Benjamin Franlkin left a trust fund of £2,000, half for Boston (his hometown) and half for Philadelphia. For the first 99 years the interest was to be used to make low interest loans to craftsmen with part of the balance to be used in the 100th year for a project of the city’s choosing- it was used to build a trade school- and the rest reinvested. In 1990 Philadelphia’s share was $1.7 million (not bad considering that the majority of the principal had been used a century before).

William Randolph Hearst left $1 to anybody who could through blood test and witnesses prove beyond a doubt he was Hearst’s illegitimate child.

Brando’s estate was worth about $30 million with debts totalling about $30 million. Eventually it will be sizeable, but his kids weren’t left well off by his death. (He was actually sued for child support a few months before he died as his serious cash-flow problem prevented him from supporting his 3 elementary school aged kids and their mom [his former housekeeper].)

Phil Silvers’ will (leaving everything to his daughters and his synagogue) was hand written on a napkin. He didn’t die destitute but he wasn’t very rich either as he’d gambled most of it away.
John Cassavetes’ will, leaving everything to his widow Gena Rowlands, was similarly a handwritten document on a crumpled (but witnessed) piece of paper.

Sammy Davis Jr. did not leave his family destitute as is often reported. His estate was considerable, it just happened to be attached by the IRS and because they’d frozen his assets he’d been unable to pay a lot of other bills. Eventually the dust cleared and his widow was left not-fabulously-wealthy but comfortable. (There’s a rumor that at one point before his debts were settled she had his body exhumed and the fortune in jewelry stripped from his corpse, but she vehemently denies this.)

F. Scott Fitzgerald changed his will shortly before he died. He had previously requested a marble mausoleum. In the revised will he asked for the cheapest burial his family would allow. This is what he got (not pauper’s and not imperial).

Mary Wickes was one of the great “that’s old what’s her name” actresses who turned up on every sitcom and was most famous either for episodic guest appearances or Disney movies. She lived comfortably and quietly in an upper middle class Hollywood condo- she never married or had kids.
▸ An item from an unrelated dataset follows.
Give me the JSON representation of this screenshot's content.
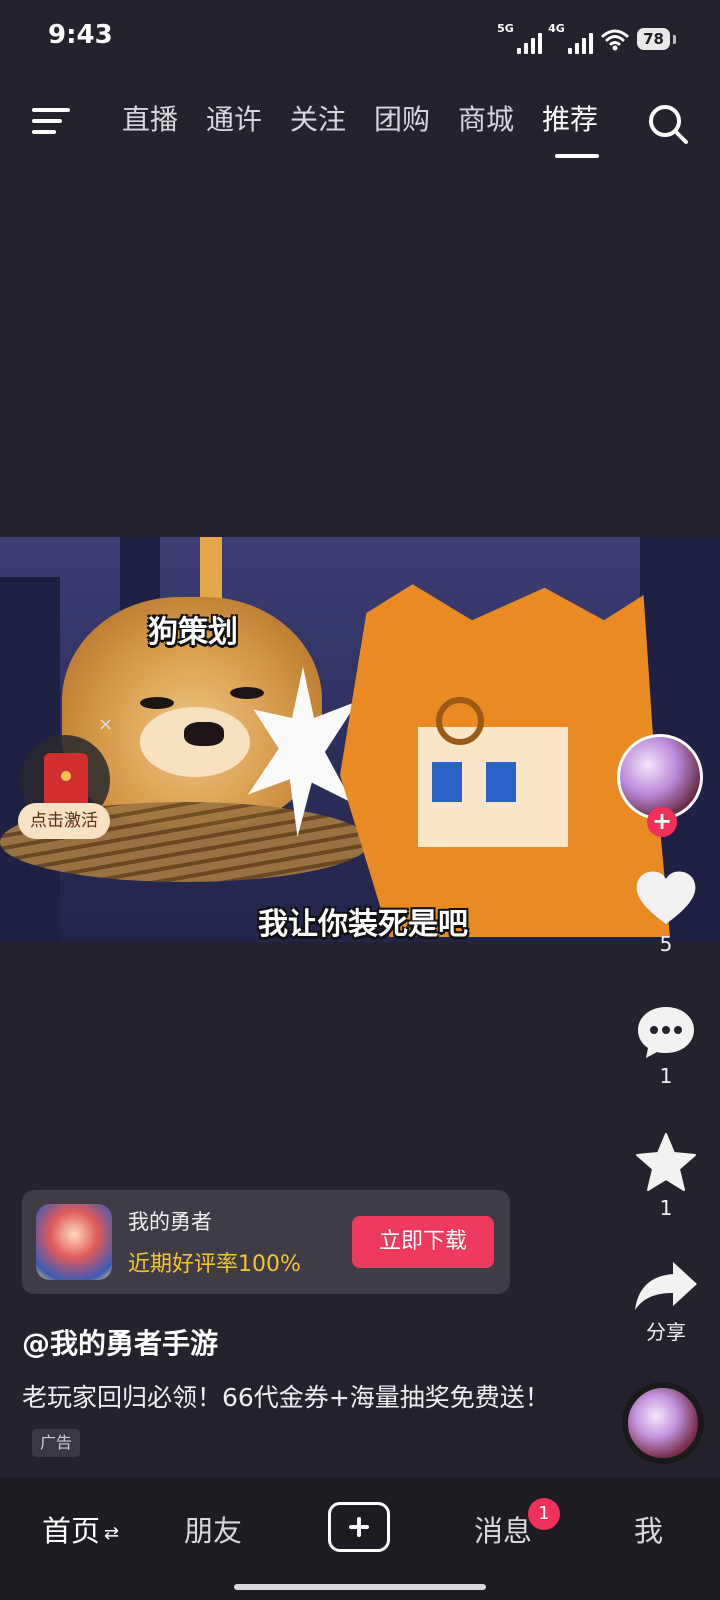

Even friends were surprised when she died 12 years ago at the size of her estate- she left $2 million in cash to the Motion Picture Home alone and millions to other charities.

Another miser, but not nearly as wealthy, was Butterfly McQueen (bka Prissy from GWTW). She lived in a shotgun house in Augusta, Georgia- very modest lower middle class part of town- half the year, the rest of the year she shared a home in Queens NY with a friend. She’d quit Hollywood at the height of her success because she was fed up with playing dimwitted slaves and maids and for a time worked for a taxi company in NYC. She burned to death in an accident at her home, which people assumed she lived in because she was broke; in fact she had written $30,000 in checks to charitable contributions that day. Her considerable estate was divided among her tenants, a couple of friends, and charities including- most surprisingly of all to many- a free-thought organization- Butterfly was an outspoken atheist.

Interesting stuff!